WHEN DID YOU REALIZE THAT MARTINSVILLE IS A VERY SPECIAL PLACE FOR HENDRICK MOTORSPORTS? "I knew it when I started driving for Hendrick. In the Busch Series, when I was running it, I had a pretty bad problem with over-using the brakes (laughs). I can remember my team and crew chiefs saying that if you ever get in a Cup car at Martinsville you're just going to blow right fronts (tires) and take yourself out of the thing if you don't learn how to use the brakes. So we tested there a few times and I had Jeff (Gordon) to really pull from and the history that Rick (Hendrick) has had at that track with all his drivers, I knew I'd have my best shot. It helped me kind of just fall into what the team knew and what Jeff was doing and not get caught up in well, I need this and I need that. It's like okay; until I can go as fast as Gordon does with his set-up, don't listen to what I have to say. Let me go out and figure it out. Let me just run laps and log laps and miles and sort it out myself. It took a couple of years before I could really do that.
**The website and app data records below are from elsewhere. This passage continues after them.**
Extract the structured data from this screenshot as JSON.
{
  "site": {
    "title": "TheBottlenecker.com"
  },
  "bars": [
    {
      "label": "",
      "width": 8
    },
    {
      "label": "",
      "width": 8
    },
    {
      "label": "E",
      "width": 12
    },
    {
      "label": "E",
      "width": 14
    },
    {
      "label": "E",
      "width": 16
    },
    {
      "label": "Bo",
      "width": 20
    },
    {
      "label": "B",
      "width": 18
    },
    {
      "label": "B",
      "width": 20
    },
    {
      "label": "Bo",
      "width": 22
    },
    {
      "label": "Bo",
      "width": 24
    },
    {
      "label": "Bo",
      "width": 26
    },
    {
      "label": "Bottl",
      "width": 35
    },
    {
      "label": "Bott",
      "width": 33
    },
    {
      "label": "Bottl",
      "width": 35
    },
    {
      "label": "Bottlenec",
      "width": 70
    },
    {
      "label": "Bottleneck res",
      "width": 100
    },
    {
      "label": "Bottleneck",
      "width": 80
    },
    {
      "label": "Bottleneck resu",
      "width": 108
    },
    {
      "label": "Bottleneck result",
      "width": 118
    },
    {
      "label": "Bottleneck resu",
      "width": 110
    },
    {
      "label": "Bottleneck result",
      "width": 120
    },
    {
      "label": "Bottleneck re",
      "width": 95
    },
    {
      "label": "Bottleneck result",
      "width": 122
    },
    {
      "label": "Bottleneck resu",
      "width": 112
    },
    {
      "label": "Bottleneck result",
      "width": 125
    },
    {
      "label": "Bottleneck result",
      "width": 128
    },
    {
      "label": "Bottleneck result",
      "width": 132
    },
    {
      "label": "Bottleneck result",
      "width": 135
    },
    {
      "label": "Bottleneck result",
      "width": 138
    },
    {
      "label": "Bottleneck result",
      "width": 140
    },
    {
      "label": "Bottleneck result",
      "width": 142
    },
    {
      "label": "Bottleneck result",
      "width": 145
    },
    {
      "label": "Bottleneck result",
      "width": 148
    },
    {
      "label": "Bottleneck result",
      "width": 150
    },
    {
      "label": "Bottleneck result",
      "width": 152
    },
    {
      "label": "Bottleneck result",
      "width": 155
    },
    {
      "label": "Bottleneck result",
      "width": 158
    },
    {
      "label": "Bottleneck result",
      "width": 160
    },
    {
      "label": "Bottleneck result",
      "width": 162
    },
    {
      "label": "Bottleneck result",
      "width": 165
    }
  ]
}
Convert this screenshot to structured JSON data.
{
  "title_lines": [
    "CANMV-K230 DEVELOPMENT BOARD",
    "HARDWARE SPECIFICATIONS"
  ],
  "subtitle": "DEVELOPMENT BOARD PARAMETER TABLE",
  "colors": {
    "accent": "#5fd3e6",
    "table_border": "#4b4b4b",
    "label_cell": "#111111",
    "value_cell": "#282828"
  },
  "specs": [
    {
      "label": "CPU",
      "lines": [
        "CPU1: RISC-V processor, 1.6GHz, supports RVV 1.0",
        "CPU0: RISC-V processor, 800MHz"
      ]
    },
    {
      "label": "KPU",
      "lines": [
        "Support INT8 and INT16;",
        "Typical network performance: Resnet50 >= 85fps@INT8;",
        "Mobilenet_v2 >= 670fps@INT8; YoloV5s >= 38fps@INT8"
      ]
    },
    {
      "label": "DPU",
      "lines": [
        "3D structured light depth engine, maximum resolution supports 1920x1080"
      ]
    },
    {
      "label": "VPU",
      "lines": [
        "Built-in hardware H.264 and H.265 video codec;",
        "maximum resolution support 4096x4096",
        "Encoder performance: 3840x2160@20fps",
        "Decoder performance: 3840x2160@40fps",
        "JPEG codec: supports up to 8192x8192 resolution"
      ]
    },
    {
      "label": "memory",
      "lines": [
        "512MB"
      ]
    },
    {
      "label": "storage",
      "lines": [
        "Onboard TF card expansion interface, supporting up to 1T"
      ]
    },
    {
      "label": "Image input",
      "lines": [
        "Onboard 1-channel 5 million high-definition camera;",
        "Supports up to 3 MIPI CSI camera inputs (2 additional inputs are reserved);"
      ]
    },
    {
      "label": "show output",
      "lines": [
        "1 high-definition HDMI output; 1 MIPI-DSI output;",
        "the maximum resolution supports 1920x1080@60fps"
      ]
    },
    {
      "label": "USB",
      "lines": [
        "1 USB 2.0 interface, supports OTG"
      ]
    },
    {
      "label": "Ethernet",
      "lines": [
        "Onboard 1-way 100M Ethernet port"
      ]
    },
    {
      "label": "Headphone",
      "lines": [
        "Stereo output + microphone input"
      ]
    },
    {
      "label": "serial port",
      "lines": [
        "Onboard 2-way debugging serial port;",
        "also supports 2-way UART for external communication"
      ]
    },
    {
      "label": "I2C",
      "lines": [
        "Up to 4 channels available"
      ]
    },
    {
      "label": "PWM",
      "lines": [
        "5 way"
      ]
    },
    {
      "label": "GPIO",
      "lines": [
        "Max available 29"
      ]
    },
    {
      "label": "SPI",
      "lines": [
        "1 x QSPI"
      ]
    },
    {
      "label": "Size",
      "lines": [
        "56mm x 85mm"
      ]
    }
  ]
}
We saw good progress within the first year and then things just continued to get better from there."
DOES RICK HENDRICK TALK ABOUT THE MEMORIES OF MARTINSVILLE AND HOW SPECIAL THAT FIRST WIN WAS? DO YOU EVER TALK TO HIM ABOUT THAT? "Yeah, it is a special place. And how that man deals with the highs and lows of life and the sport, I don't know (laughs) because he really does love that race track. I think obviously because of his first win being there and then just the type of racing it is. The fans are so close. Hard core race fans come. We're so glad we have events like that. I know Rick is too, that really kind of go back to the old days and what our sport was about. It's just a special place. And the fact that he can show up there today and smile and know what happened just a few miles away to his family and friends and loved ones, the guy is just amazing. Every time I see him there's a smile on his face."
SEVERAL DRIVERS AND TEAMS AND RACING ORGANIZATIONS ARE ON TWITTER. DO YOU PLAN ON JOINING THE TWITTER NATION? "To some level, I would say yes. I like some forms of privacy (laughs). I don't want everybody to know where I'm at and what I'm doing. On top of that, I'm so busy as it is, I don't know how I could continue to make inputs and keep things going. But we're certainly looking at it. It's a huge movement that's taking place from Twitter to Facebook and we want to be current and be able to reach our fan base, but at the same time I want to do something that I know I can just fade in and be involved in and if fans are going to it, have something that they can count on and not have it be hit or miss and all that kind of stuff. But we're definitely looking into it. Kristine (Curley) is probably smiling right now because between her and my staff and John Lewensten, they're all over me to do it (laughs) so we'll probably do it at some point."